DNF (“DaNdiFied Yum”) is the next version of Yum, the package manager for RPM-based Linux distributions (RHEL, CentOS, and Fedora). For those of us that are Fedora users, DNF is probably nothing new.
Like most package managers, there is a lot of functionality built into the tooling. DNF is no different. But one thing that I really like about Fedora, after having done my fair share of distro-hopping, is DNF. Especially if you are familiar with Yum, DNF has very little cognitive overhead.
Recently I found myself needing to troubleshoot where a package came from. It was not something I particularly remembered installing, and after an upgrade I wanted to get to the bottom of it.
Where did this package come from?
The way to find out the history of a particular package is use DNF’s history command to first list out all of the relevant history events by package name. In my case, I was curious how and when
dnfdragora was installed on my machine.
1 # dnf history list <package_name>
Using dnfdragora as my package name, my output is the following list of DNF history events:
From that, I know that this package was installed with the package group kde-desktop, on August 20th. It was also upgraded on January 6th.
But let’s find out some more information about that installation from August 20th:
1 # dnf history info <history_id>
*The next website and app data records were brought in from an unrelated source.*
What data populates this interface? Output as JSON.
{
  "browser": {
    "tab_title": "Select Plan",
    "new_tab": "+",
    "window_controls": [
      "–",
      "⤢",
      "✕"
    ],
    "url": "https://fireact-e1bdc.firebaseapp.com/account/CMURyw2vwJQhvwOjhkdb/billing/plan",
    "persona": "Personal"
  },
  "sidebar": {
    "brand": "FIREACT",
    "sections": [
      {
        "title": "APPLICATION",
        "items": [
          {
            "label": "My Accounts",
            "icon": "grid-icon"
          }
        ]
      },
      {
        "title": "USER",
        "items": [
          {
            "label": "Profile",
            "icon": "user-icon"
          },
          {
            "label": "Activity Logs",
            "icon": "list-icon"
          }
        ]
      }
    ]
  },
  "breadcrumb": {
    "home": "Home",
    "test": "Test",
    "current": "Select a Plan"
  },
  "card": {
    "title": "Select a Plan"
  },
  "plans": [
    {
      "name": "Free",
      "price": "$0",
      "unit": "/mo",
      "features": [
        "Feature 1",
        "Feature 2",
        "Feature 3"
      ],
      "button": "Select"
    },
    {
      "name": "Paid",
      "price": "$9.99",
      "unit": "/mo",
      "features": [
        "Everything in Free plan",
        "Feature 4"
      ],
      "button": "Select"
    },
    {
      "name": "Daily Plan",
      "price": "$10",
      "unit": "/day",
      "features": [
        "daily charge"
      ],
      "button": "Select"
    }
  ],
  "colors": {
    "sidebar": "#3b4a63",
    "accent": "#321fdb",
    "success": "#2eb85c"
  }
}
On my machine, my history ID is going to be 78 if I want to get details about the installation:
The output of this is cut off for brevity, as there are a lot of packages that are installed with KDE (indicated by the kde-desktop package group). But if I grep this output for dnfdragora, I can verify what dnf history list told me already:
1 # dnf history info 78 | grep dnfdragora
This was a quick one, but it is a common exercise for Linux users to be able to do fast discovery on how software got onto their machine. DNF makes this easy and approachable, and I hope this blog post has illustrated that!